Lightning strikes in Northern California have set off a series of wildfires so severe, Governor Gavin Newsom declared a state of emergency late Tuesday afternoon. Thousands of people were under orders to evacuate in regions surrounding the San Francisco Bay Area on Wednesday morning as nearly 40 wildfires blazed across the state amid a blistering heatwave now in its second week.
The Jones Fire burning in Nevada County in the Sierra Madre is still “very active” and more than 4,000 residents remain evacuated, emergency officials said Wednesday morning. That fire has grown to 675 acres and is 5% contained, a decrease in containment from 15% the previous evening. Just over 4,100 residents are under mandatory evacuation orders, and 1,200 more are in evacuation warnings, county emergency officials said. At least four homes have been destroyed in the hills northwest of Grass Valley and Nevada City. Much of the fire was burning through rural areas with steep terrain, making it difficult to get crews in.
In Vacaville, a city of about 100,000 that lies between San Francisco and Sacramento, fire officials said at least 50 structures were destroyed and 50 were damaged and that four people were injured. Residents were given evacuation orders at about 2:30 am.
Governor @GavinNewsom today declared a statewide emergency to help ensure the availability of vital resources to combat fires burning across the state, which have been exacerbated by the effects of the historic West Coast heat wave & sustained high winds. https://t.co/29FT9lLd6p
— Office of the Governor of California (@CAgovernor) August 18, 2020

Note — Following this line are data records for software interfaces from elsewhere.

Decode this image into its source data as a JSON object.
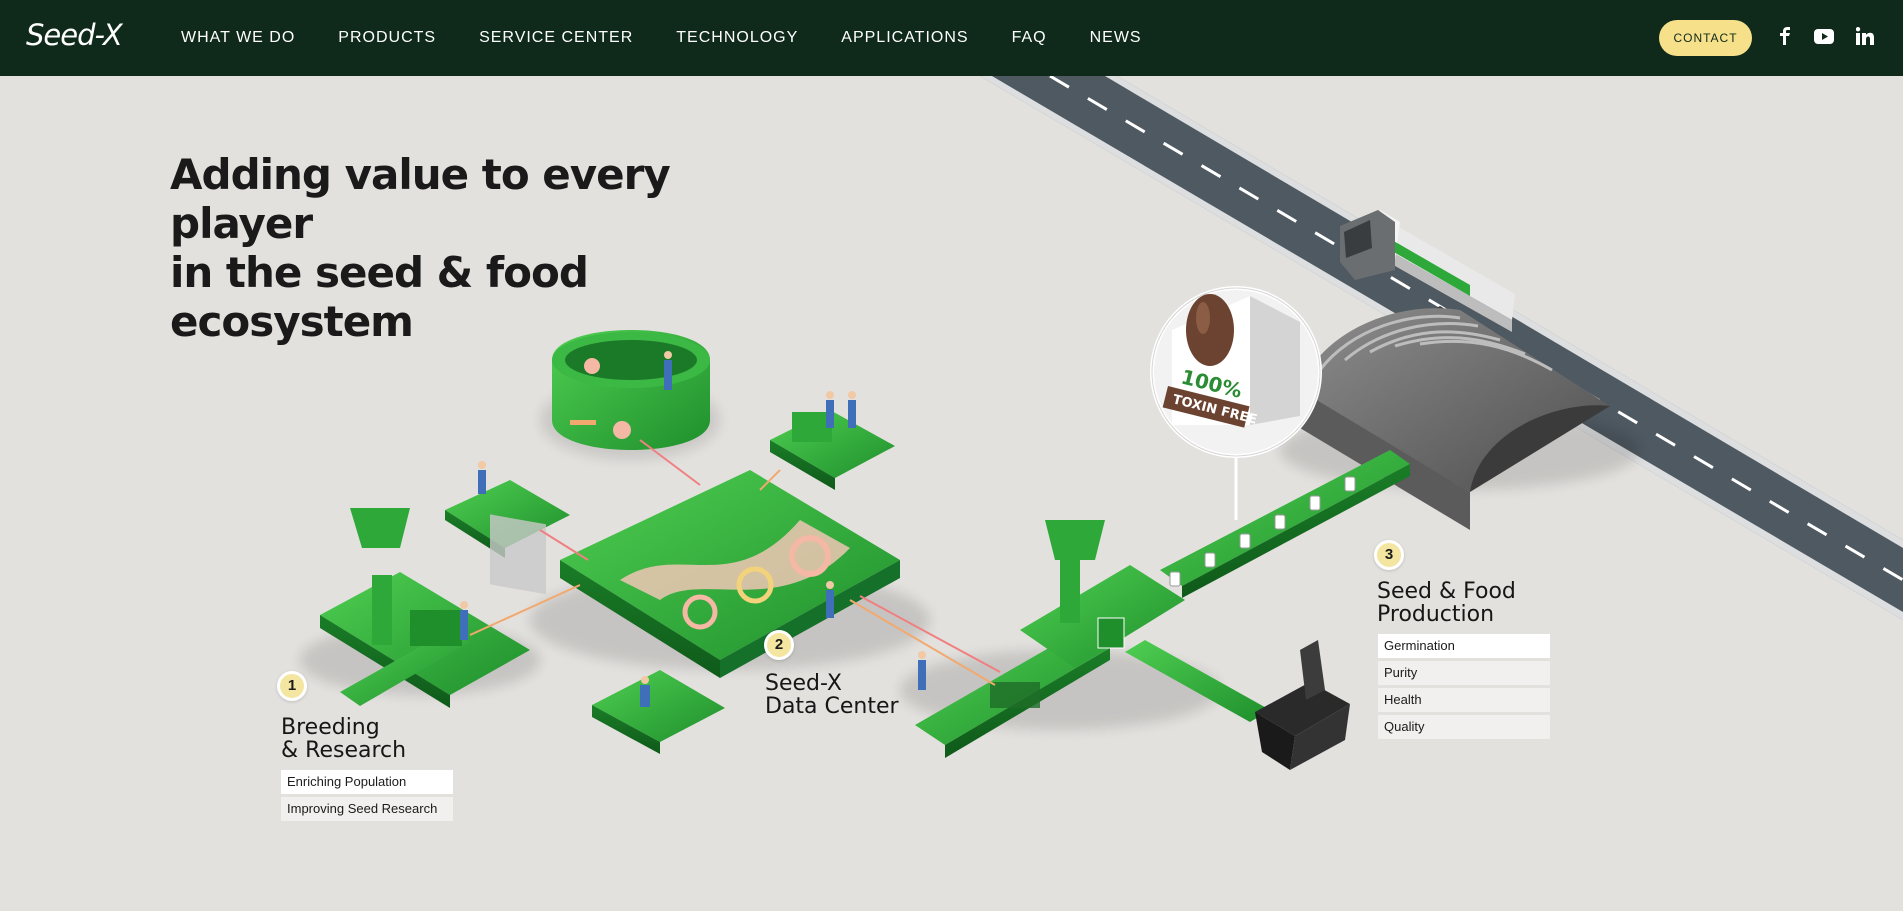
{
  "header": {
    "logo": "Seed-X",
    "nav": [
      "WHAT WE DO",
      "PRODUCTS",
      "SERVICE CENTER",
      "TECHNOLOGY",
      "APPLICATIONS",
      "FAQ",
      "NEWS"
    ],
    "contact_label": "CONTACT",
    "social": [
      "facebook-icon",
      "youtube-icon",
      "linkedin-icon"
    ]
  },
  "hero": {
    "title_lines": [
      "Adding value to every player",
      "in the seed & food",
      "ecosystem"
    ]
  },
  "stages": [
    {
      "number": "1",
      "title_lines": [
        "Breeding",
        "& Research"
      ],
      "tags": [
        "Enriching Population",
        "Improving Seed Research"
      ]
    },
    {
      "number": "2",
      "title_lines": [
        "Seed-X",
        "Data Center"
      ],
      "tags": []
    },
    {
      "number": "3",
      "title_lines": [
        "Seed & Food",
        "Production"
      ],
      "tags": [
        "Germination",
        "Purity",
        "Health",
        "Quality"
      ]
    }
  ],
  "label": {
    "line1": "100%",
    "line2": "TOXIN FREE"
  },
  "colors": {
    "header": "#0f2a1b",
    "accent": "#f7e08a",
    "green": "#2fa83a",
    "background": "#e3e1de"
  }
}
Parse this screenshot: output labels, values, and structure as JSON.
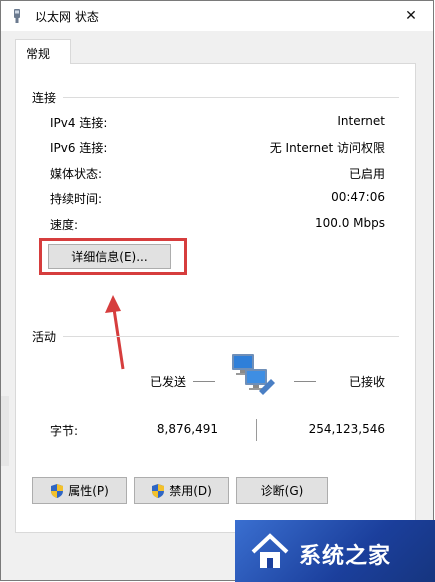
{
  "window": {
    "title": "以太网 状态",
    "close_label": "✕"
  },
  "tabs": [
    {
      "label": "常规"
    }
  ],
  "connection": {
    "group_label": "连接",
    "rows": [
      {
        "label": "IPv4 连接:",
        "value": "Internet"
      },
      {
        "label": "IPv6 连接:",
        "value": "无 Internet 访问权限"
      },
      {
        "label": "媒体状态:",
        "value": "已启用"
      },
      {
        "label": "持续时间:",
        "value": "00:47:06"
      },
      {
        "label": "速度:",
        "value": "100.0 Mbps"
      }
    ],
    "details_button": "详细信息(E)..."
  },
  "activity": {
    "group_label": "活动",
    "sent_label": "已发送",
    "received_label": "已接收",
    "bytes_label": "字节:",
    "bytes_sent": "8,876,491",
    "bytes_received": "254,123,546"
  },
  "buttons": {
    "properties": "属性(P)",
    "disable": "禁用(D)",
    "diagnose": "诊断(G)"
  },
  "watermark": {
    "text": "系统之家"
  },
  "icons": {
    "title": "network-adapter-icon",
    "network": "network-computers-icon",
    "shield": "uac-shield-icon",
    "arrow": "red-arrow-annotation"
  },
  "colors": {
    "highlight": "#d63d3d",
    "accent": "#1b5fbf"
  }
}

California was already dealing with major rolling blackouts and power outages due to the extended heatwave, with temperatures in southern parts of the state hitting record-breaking highs in the triple digits for days on end. And Death Valley may have recorded the hottest temperature ever on Earth on Tuesday when the temperature reached 130 degrees.
Evacuations are also being complicated by the current coronavirus pandemic, as shelters are already at capacity.